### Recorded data
- Opening Delimiter -

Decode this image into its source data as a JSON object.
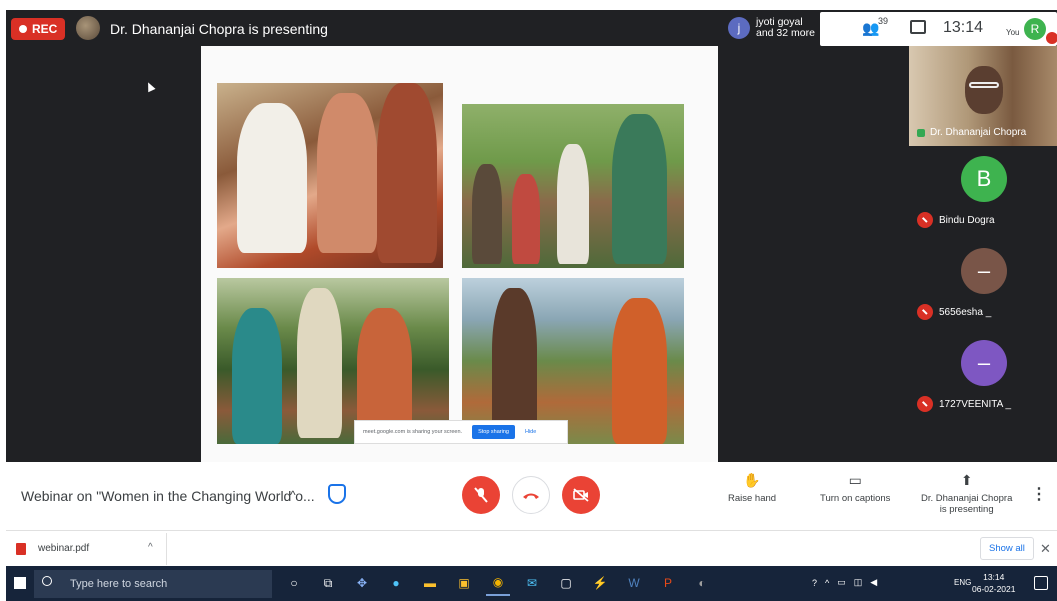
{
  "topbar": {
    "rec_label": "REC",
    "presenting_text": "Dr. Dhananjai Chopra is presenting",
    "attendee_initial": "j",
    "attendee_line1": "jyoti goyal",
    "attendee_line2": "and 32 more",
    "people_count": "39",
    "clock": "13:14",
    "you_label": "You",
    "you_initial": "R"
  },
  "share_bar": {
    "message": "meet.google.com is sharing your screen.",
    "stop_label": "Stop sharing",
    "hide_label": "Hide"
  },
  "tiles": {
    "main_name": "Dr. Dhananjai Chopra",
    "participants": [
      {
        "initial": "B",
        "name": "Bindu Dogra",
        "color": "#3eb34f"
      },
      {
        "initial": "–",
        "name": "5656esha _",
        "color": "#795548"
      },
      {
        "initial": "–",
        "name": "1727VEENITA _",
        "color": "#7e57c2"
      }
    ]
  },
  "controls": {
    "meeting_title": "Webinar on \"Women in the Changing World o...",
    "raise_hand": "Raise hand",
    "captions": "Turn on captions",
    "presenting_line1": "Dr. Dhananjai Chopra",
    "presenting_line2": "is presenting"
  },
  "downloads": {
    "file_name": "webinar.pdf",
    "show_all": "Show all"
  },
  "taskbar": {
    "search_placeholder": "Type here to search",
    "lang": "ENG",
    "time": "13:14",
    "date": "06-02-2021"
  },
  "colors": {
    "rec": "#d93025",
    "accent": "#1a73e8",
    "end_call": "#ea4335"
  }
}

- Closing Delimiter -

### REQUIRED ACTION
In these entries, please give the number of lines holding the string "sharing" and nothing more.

### WRITTEN SOLUTION
2